It is an encrusting coral colony of red color, sometimes pink, without skeleton, with a maximum thickness of about to 2 centimeters. Its polyps are white or yellowish and reach a size of about 5 millimeters. They are not regularly arranged on the colony and sometimes certain areas may lack them. It is a species with a rough feel due to the numerous skeletal spicules present throughout the tissue, which are also lodged in the polyps. Due to the absence of a skeleton of its own, this species leads a parasite-like life and borrows the skeleton of other gorgonians. It mainly appropriates the structure of Eunicella singularis, which it completely covers. When its larvae attach themselves to this gorgonian, they begin to compete for space with the living tissue of their host, which becomes smaller and smaller until Alcyonium coralloides completely covers it. Eventually it can show an arborescent appearance, although it is not. Its colonies are membranous and in some cases even cover the substrate.
Where does it live?
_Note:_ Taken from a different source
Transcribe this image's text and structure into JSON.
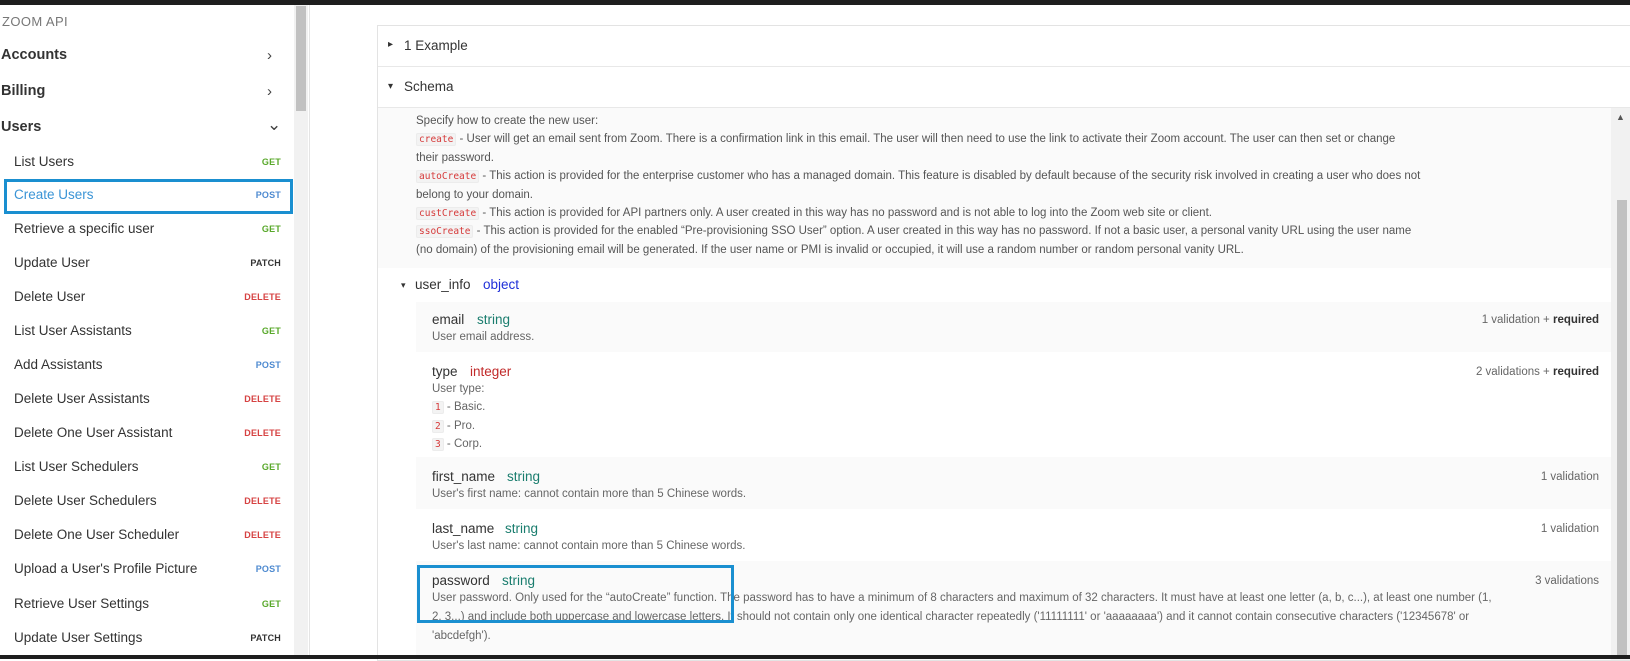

It lives mainly on corals of the genus Eunicella, although it can also cover Paramuricea or Leptogorgia. It can also be found in the pre-coraligenous zone covering rocks, ascidians of the genus Microcosmus, bivalve shells (Pteria hirundo) and also on sunken ships. Quite abundant in the circumcoastal zone between 8 and 100 meters deep. It is found in the Mediterranean and in the Atlantic, up to the English Channel.
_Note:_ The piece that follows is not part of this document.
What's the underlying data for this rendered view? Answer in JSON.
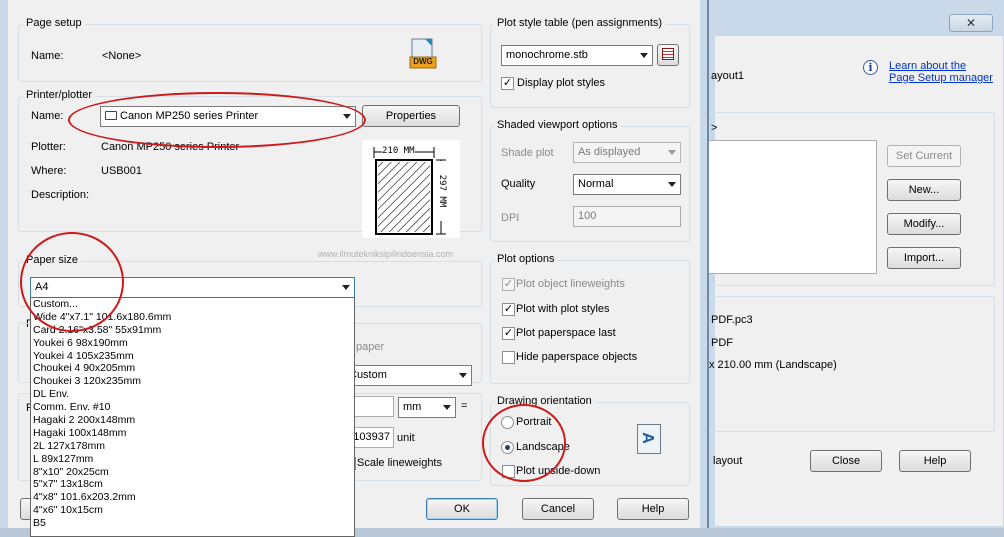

How does it reproduce?
Reproduction is sexual. The embryos begin to develop from November, the planulae larvae from May to June.
Is a confusion possible?
Larger colonies can be confused with the gorgonian Paramuricea clavata, although in this species the polyps, tentacles and axis are always of a uniform color. It can also be confused with the atlantic species Alcyonium hibernicum (which can only be distinguished with biochemical analysis), although in this case the distribution will help us to avoid confusion. Finally, it can also be confused with small colonies of Alcyonium acaule or Rolandia coralloides (the colonies of which are mucilaginous (gelatinous), while A.coralloides has a dry and rough feel
· It is usually observed on vertical walls not exposed to the sun.
· In many books this species is found under the name Parerythropodium coralloides, which actually is a not accepted synonym.
Phylum: Cnidaria, Class: Anthozoa, Subclass: Alcyonaria, Order: Alcyonacea, Family: Alcyoniidae, Genus: Alcyonium